Kia Behnia: So, first of all, I will say that probably my most famous run in with celebrity did not happen in technology, but my first job out of college was to work at Pacific Bell, where Scott Adams founded Dilbert and I worked in fact one-floor above him in ISDN labs. And so for the first couple of years at the Dilbert cartoon, I literally knew all the people that he was writing about.
One of the things that, you know, Dilbert has always for many us exemplified is: bad management ideas gone awry. There is story, a true story, that I would say really exemplified the problem around what DevOps is trying to deliver. I recalled we had an engineering team that was developing and building new features and functions and the quality of this product was not really where it needed to be.
So, one of the leaders in quality put out a bounty program that said look for all our QA engineers went to find the bug, we will give you a reward. And sure enough what ended up happening is that instead of our quality matrix going down, all of a sudden people were finding more bugs, because they were really beating up the product.

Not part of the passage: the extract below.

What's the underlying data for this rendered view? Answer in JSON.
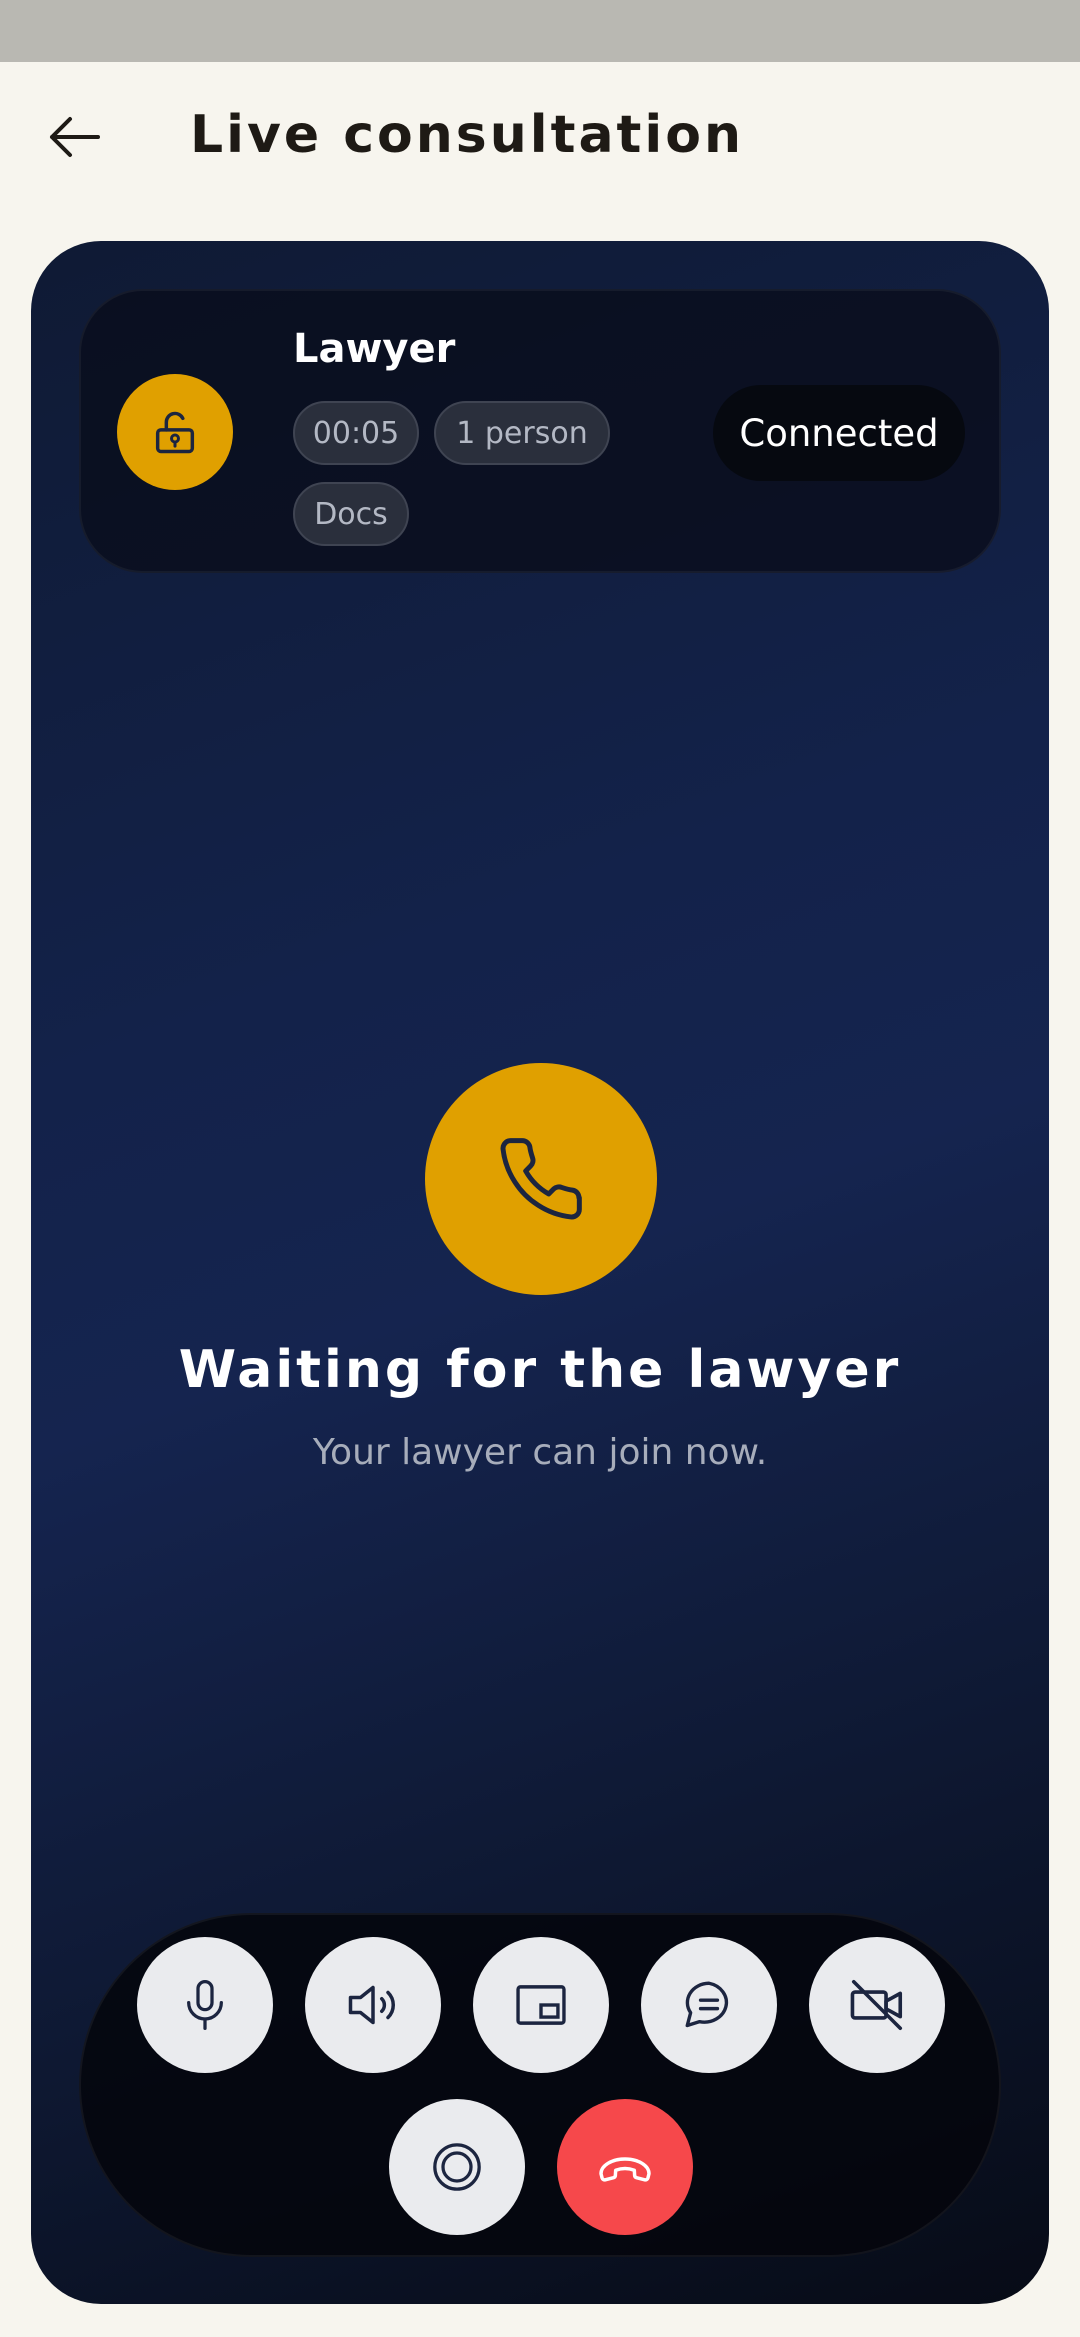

And the engineering leaders, the head of engineering came in and said, “Well, my guys are working really hard. They’re working overtime to keep up with fixing these bugs. I want to have a reward system, so that I can pay them to actually close out these bugs and get the matrix back down.”
So, of course, what happened was you would find in software buttons that were deliberately put in there, that said “click me”, and the product would crash and you know, the quality matrix went to hell. We were spending a lot of money fixing bugs in the products.
I use that as an example of, you know, if you actually don’t sit down and think about what kind of behavior you want to setup and think about your processes.
What ends up happening is “random acts of DevOps”. And this is what I have seen, which is you take some of the basic principles, you read the Wikipedia site, some of the key presentations of movement. You distribute it to the various orgs and you don’t have a dialog that says, “What and how are we going to change our processes?” So that as we’re incentivizing people being better at releasing new code, we actually don’t create another problem whether that is in operation or the QA area.
[…] I think there is something to be said for having very clear objectives to drive through. And that’s why, you know, the kind of the discussion around DevOps by itself is not as interesting as when they got applied to a particular vertical or particular project, where you can actually say, “What are my business goals? Are my business goals to increase the rate at which I’m deploying a particular product set or is it to improve quality, consistency, reliability, cost of delivery.”
Yes, and once you have those business benefits it’s easier to go back and say, “Therefore, these steps, these specific set of actions are more important for us.”